What Type of Back Pain Is Relieved by a Transforaminal Injection?

A neurosurgeon using a lumbar vertebra model and spine X-ray to explain spinal surgery

Patients with chronic back pain know that it can interrupt their daily lives. While oral medications and physical therapy can mitigate symptoms, a transforaminal injection can help address the root cause of some types of back pain. Find out more about this pain management technique and procedure plus the kinds of back pain conditions it can treat. Contact the experts at Centers for Neurosurgery, Spine & Orthopedics who provide compassionate care for patients throughout northern New Jersey.

What Is a Transforaminal Injection?

When a nerve is compressed or irritated, it can lead to radiating, persistent back pain.
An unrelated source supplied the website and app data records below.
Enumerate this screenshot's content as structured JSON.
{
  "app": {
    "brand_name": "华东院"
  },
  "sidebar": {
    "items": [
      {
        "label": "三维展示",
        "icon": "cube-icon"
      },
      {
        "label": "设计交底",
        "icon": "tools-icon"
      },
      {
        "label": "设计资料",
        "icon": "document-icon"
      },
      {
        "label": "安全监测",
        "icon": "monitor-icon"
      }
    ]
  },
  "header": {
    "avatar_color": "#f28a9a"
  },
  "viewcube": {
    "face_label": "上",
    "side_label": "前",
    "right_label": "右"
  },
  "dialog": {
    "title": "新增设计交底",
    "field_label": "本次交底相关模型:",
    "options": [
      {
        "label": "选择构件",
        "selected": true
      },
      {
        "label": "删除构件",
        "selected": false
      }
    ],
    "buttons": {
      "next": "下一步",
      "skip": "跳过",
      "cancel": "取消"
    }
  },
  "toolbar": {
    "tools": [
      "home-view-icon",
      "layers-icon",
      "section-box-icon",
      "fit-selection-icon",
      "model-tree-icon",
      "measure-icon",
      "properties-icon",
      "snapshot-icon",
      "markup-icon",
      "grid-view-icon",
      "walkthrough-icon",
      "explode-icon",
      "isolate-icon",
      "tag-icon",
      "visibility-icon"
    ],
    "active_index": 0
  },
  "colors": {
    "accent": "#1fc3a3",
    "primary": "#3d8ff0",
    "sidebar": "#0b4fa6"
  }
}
Steroid medication can reduce the inflammation around the nerve root and relieve the patient’s pain. A transforaminal injection delivers both steroid medication and anesthetic to the area where a nerve exits the spinal column.

A transforaminal injection can also serve as a diagnostic tool when there are multiple potential underlying causes of a patient’s back pain. If an injection treatment is effective, it helps confirm the nerve root is the source of pain. If a neurosurgeon needs to confirm which nerve root is causing the symptoms, a transforaminal injection using only local anesthesia is performed. When only local anesthesia is injected, it is considered a selective nerve root block though the terms are used interchangeably.

Back Pain That Can Be Treated Using a Transforaminal Injection

A transforaminal corticosteroid injection is considered a conservative treatment method that can help patients avoid surgical intervention by reducing the swelling of the affected nerve root. Transforaminal injections can help manage pain caused by conditions such as:

  • Degenerative disc disease: Wear and tear on spinal discs cause the discs to become misshapen resulting in a loss of height in the discs and pressure on the surrounding root nerves.
  • Herniated disc: Same as a slipped disc, and also a bulging disc pressure is place on the adjacent nerves due to the spine disc either tearing or losing its shape due to either an injury or a congenital defect.
  • Radiculopathy: Often presenting as pain, numbness or a tingling sensation in the neck or lower back along with the same symptoms radiating down the neck or leg respectively, radiculopathy caused by a pinched or compressed nerve.
  • Sciatica: This chronic condition is caused by pressure on the sciatic nerve, often leading to pain that radiates down the back of a patient’s leg.
  • Spinal stenosis: This is a narrowing of the spinal column, often caused by osteoarthritis, which can compress nerves and result in chronic pain.

What to Expect During an Injection Treatment

A transforaminal injection is 20-minute procedure that can be performed in an outpatient setting. Typically, the patient lies on their stomach during the injection and is awake throughout the procedure. There is little to no discomfort because a local anesthetic is first placed to numb the injection site.

Standard procedure is for a pain management doctor to use a fluoroscopy machine which is for X-ray guidance during the procedure to ensure the medication is injected at the same level of the spine that is believed to be the root cause of the patient’s discomfort. With one injection, both numbing medication and a corticosteroid will be placed in the area of the offending nerve root. After the injection is complete, the doctor will apply a regular band-aid.

Many patients experience some immediate relief because of the local anesthetic. It takes up to a couple of days for the steroid medication to begin to have a pain-relieving effect because it has reduced the swelling of the nerve sufficiently. While each patient is different, some individuals have permanent relief, or significant reduction in the amount of discomfort they had been experiencing. For some an injection treatment can provide several months of pain relief. If the discomfort returns, a repeat injection can be performed but no more than four transforaminal injections at the same level of the spine in one year. If the pain continues to return, the patient should be advanced to a neurosurgeon/spine surgeon for consideration of a surgical solution.

Patients may experience pain or tenderness at the injection site after a transforaminal injection. An ice pack can help with any discomfort. Avoid applying heat to the injection site.

Choose CNSO for Expert Pain Management

Patients with back pain that includes radiculopathy can experience relief with a transforaminal injection. The award-winning pain specialists at Centers for Neurosurgery, Spine & Orthopedics (CNSO) offer individualized treatment plans to identify the root cause of a patient’s pain and develop the most effective course of treatment. With multiple locations in northern New Jersey, CNSO serves patients in Bergen, Passaic, Essex, Morris, and Hudson counties. To serve a broader range of patients, CNSO has medical staff fluent in the following languages besides English:

  • Korean
  • Mandarin Chinese
  • Russian
  • Serbo-Croatian
  • Spanish

To learn more or request an appointment, contact CNSO today.

Centers for Neurosurgery Spine & Orthopedics